She copes with illness with her usual wry humour: “Well if I didn't have all those, I'd have to work for a living, instead of being an author, which is much more fun.” Her ambition in life is to keep breathing and writing. She currently works in pagan magical realism and detective fiction, although would like to explore other genres too. 











Wednesday, 25 January 2017

A DAY FOR LOVERS - THE FEAST OF ST DWYNWEN


Today is a very special day for lovers in Wales.  It is the feast of St Dwynwen (Llanddwyn in Welsh), who is regarded by many as the Welsh equivalent of St Valentine – the patron saint of lovers.  Today (25 January) is her feast day, and is often celebrated by the Welsh with flowers and cards.

I’ve always loved the Isle of Anglesey (or, to give it its Welsh name, Ynys Mon) - so much so that for the past twenty-odd years it has been my second home.

As well as boasting a rugged natural beauty, Anglesey is also steeped in history and folklore.  So when I was looking for a setting for my forthcoming novel Never on Saturday, Anglesey was the obvious choice.

Never on Saturday is a paranormal time-slip romance novella, set partly in medieval France and partly in present-day North Wales.  And one of the key scenes in the novel takes place at one of Anglesey’s most picturesque locations: Llanddwyn Island.




Llanddwyn Island (in Welsh: Ynys Llanddwyn) is a remote rocky promontory, about a mile long, situated at the south-west corner of Anglesey, and forms part of the Newborough Warren nature reserve.   It is not, strictly speaking, an island, although if the tide is exceptionally high, as can be seen in this photo, it can become one for a few hours: 





According to tradition, the original Dwynwen was a fifth-century Welsh princess, one of the daughters of Brychan, a prince of Brecon.  She fell in love with a young chieftain named Maelon, but rejected his advances.  The reasons for this vary according to which version of the story you read, but the popular belief is that either Maelon tried to seduce Dwynwen before they were married, or that Dwynwen’s father had plans for her to marry someone else.  But whatever the reason, the outcome was the same: Dwynwen prayed to be released from her doomed love affair.





In answer to her prayer Dwynwen was visited by an angel, who instructed her to concoct a potion which would dispel all thoughts of love.  One source tells that the potion was made from rare herbs from Newborough Forest, mixed with a lover’s tears and beads of dew from the petals of the snapdragon.  She and her lover both drank the potion, at which point Dwynwen immediately forgot her love for Maelon.  Maelon, unfortunately, fared rather worse: he was transformed into a block of ice.

The angel appeared to Dwynwen again and granted her three wishes.  Dwynwen’s first wish was that Maelon should be restored to life.  Her second wish was that she herself should never again wish to marry, and her third wish was that all faithful lovers should find true happiness.  She then retreated to what is now Llanddwyn Island and spent the rest of her life in isolation.
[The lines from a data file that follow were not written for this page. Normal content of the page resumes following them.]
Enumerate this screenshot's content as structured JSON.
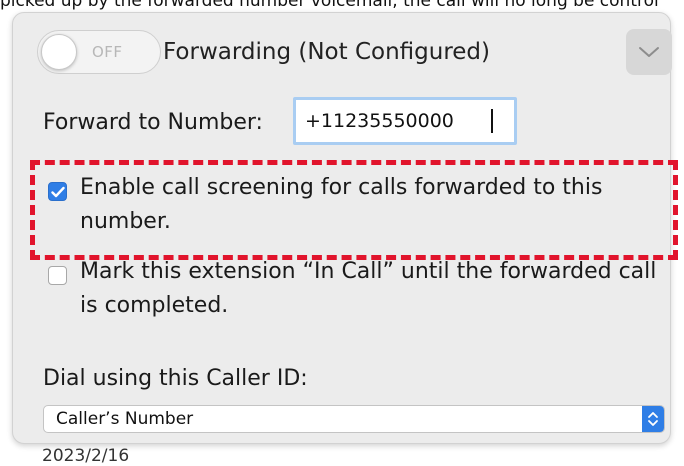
{
  "background_text": {
    "top": "picked up by the forwarded number voicemail, the call will no long be control",
    "bottom": "2023/2/16"
  },
  "forwarding": {
    "toggle_state": "OFF",
    "title": "Forwarding (Not Configured)",
    "expand_icon": "chevron-down-icon",
    "number_label": "Forward to Number:",
    "number_value": "+11235550000",
    "options": [
      {
        "label": "Enable call screening for calls forwarded to this number.",
        "checked": true,
        "highlighted": true
      },
      {
        "label": "Mark this extension “In Call” until the forwarded call is completed.",
        "checked": false,
        "highlighted": false
      }
    ],
    "caller_id_label": "Dial using this Caller ID:",
    "caller_id_selected": "Caller’s Number"
  },
  "colors": {
    "accent": "#2f7ee6",
    "highlight_dash": "#e1142c",
    "panel_bg": "#ececec"
  }
}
Meanwhile, Maelon was restored to life in accordance with Dwynwen’s wish, and the spot where the block of ice had stood, according to tradition, became a spring of clear water.  This spring became St Dwynwen’s Well, and it soon became a popular place of pilgrimage for lovers.  It was said that a woman could test the fidelity of her lover by scattering breadcrumbs on the water then laying her handkerchief on the surface.  If the handkerchief was disturbed by one of the eels living in the well, this foretold that the lover would be faithful.
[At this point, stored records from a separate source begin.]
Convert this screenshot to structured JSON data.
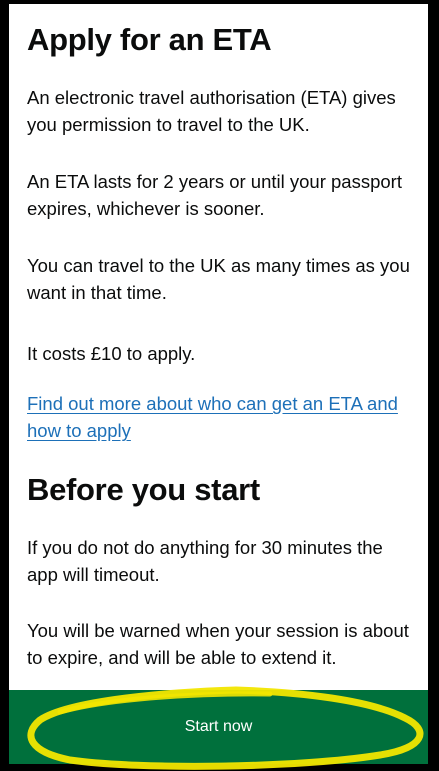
{
  "page": {
    "title": "Apply for an ETA",
    "intro_1": "An electronic travel authorisation (ETA) gives you permission to travel to the UK.",
    "intro_2": "An ETA lasts for 2 years or until your passport expires, whichever is sooner.",
    "intro_3": "You can travel to the UK as many times as you want in that time.",
    "intro_4": "It costs £10 to apply.",
    "link_text": "Find out more about who can get an ETA and how to apply",
    "section_title": "Before you start",
    "timeout_text": "If you do not do anything for 30 minutes the app will timeout.",
    "warning_text": "You will be warned when your session is about to expire, and will be able to extend it."
  },
  "actions": {
    "start_label": "Start now"
  },
  "colors": {
    "text": "#0b0c0c",
    "link": "#1d70b8",
    "button_bg": "#00703c",
    "button_text": "#ffffff",
    "annotation_highlight": "#f2e600"
  },
  "annotations": {
    "highlight_icon": "hand-drawn-highlight-circle"
  }
}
The place of pilgrimage was so popular that during Tudor times it became the richest in the area, and in the early sixteenth century a church was built on the site of Dwynwen’s original chapel.  Sadly, the church fell victim to the Dissolution of the Monasteries in 1536, but its remains can still be seen today.
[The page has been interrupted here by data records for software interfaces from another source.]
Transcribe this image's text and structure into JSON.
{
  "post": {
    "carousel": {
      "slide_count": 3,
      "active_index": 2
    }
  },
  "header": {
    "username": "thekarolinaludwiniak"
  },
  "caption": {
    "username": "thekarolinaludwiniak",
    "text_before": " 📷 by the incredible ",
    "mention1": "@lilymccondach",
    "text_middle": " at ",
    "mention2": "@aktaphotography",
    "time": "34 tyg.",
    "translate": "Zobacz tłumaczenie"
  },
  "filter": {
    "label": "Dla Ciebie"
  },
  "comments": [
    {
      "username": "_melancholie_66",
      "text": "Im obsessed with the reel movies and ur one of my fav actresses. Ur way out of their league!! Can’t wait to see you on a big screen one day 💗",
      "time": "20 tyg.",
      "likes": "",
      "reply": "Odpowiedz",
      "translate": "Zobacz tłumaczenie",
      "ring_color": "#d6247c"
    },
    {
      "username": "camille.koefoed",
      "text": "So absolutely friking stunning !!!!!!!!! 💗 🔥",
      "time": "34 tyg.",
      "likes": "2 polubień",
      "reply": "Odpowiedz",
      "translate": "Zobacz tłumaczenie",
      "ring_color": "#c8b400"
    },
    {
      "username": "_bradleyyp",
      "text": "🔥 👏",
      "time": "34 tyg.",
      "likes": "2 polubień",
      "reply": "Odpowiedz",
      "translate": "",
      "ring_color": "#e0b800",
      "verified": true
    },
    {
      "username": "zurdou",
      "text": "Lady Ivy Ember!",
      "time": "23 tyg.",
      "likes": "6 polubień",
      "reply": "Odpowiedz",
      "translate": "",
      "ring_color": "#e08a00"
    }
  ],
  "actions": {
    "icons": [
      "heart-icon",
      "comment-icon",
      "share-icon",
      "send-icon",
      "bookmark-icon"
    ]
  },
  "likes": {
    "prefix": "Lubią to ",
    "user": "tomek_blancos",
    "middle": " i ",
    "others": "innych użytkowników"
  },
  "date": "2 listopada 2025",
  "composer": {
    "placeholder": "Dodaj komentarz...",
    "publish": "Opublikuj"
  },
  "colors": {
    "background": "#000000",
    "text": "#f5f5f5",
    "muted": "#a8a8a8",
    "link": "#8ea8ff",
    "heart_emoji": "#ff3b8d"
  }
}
As to what happens on Llanddwyn Island in Never on Saturday, and why it is pivotal to the story, all will be revealed on 9 February 2017.  Click here to find out more...